They have tried inserting a tube into the damaged pipeline that has been gushing oil into the Gulf of Mexico for more than three weeks. They have tried using booms and domes to corral the oil, and fire to burn it off, and chemical dispersants to, er, disperse it. Nothing has worked, and the world has been forced to watch as the the physical manifestation of human greed and capitalism creeps farther across the ocean, destroying everything good and pure and natural in its path. But now. One man has come forth, clutching a mysterious device that he believes might save the ocean — and, by extension, the world.
That man is Kevin Costner, who as it turns out commissioned a $24 million centrifuge machine that cleans oil from seawater back in 1995, after the Exxon Valdez spill in Alaska that British Petroleum and the Army Corps of Engineers agreed to test out this week. "I just am really happy that this has come to the light of day," Costner told a New Orleans TV station.
"I'm very sad about why it is, but this is why it was developed, and like anything that we all face as a group, we face it together."

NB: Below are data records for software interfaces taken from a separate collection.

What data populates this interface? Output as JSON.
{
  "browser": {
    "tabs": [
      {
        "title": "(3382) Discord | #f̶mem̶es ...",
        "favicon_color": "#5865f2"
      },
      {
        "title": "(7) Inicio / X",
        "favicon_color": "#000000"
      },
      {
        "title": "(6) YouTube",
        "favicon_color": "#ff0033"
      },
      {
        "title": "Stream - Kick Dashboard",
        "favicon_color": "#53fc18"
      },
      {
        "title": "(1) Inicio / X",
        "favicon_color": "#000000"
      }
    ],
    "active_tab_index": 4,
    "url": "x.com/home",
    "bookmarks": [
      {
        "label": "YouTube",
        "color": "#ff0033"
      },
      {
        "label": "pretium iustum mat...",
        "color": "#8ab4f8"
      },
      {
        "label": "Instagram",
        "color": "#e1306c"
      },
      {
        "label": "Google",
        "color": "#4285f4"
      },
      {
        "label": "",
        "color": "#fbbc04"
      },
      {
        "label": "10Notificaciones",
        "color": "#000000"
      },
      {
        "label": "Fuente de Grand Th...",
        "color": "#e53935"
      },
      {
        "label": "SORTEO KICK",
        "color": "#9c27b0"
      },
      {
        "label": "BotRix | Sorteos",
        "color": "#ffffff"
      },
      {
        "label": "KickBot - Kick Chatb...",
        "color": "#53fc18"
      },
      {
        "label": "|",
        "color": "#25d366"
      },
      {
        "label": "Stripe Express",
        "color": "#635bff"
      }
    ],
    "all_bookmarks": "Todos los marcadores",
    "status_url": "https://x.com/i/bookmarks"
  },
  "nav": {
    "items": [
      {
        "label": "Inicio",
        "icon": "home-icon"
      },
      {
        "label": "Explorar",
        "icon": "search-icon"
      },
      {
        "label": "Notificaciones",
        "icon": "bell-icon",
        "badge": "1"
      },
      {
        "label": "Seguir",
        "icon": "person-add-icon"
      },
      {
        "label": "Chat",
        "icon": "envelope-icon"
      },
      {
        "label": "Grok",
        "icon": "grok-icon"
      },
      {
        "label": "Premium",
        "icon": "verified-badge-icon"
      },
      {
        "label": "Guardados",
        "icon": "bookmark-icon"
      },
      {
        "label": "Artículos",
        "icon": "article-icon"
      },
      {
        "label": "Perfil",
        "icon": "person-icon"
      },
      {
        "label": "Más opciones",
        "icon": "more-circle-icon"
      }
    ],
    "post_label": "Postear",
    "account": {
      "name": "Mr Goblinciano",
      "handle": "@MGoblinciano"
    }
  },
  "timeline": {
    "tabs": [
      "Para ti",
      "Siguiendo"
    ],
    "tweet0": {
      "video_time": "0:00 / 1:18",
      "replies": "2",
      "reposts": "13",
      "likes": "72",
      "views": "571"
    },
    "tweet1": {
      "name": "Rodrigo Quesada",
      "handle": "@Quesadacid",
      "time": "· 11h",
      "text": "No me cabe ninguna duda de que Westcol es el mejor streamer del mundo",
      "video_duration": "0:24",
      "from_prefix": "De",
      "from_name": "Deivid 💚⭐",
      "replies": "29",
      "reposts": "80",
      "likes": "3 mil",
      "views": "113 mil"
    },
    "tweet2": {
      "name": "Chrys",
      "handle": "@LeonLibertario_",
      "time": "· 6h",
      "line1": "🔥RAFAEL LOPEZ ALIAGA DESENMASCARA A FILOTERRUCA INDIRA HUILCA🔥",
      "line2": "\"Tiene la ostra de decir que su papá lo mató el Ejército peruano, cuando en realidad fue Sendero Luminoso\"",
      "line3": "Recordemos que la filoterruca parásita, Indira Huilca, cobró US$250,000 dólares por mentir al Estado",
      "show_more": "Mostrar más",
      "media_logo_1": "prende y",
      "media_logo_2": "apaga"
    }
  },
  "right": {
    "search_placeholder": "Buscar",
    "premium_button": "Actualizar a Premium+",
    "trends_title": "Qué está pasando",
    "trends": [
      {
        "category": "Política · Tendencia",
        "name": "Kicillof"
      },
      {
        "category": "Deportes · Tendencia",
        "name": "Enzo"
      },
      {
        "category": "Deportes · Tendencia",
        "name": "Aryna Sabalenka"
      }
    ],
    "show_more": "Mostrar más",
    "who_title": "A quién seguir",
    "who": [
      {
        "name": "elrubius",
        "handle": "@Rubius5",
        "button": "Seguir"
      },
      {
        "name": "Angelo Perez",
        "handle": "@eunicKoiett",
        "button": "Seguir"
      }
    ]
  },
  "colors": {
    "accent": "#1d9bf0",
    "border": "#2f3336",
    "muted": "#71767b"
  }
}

Beautiful. We can't wait to watch him don goggles and descend in the submarine as Aerosmith's "I Don't Want to Miss a Thing" plays softly in the background.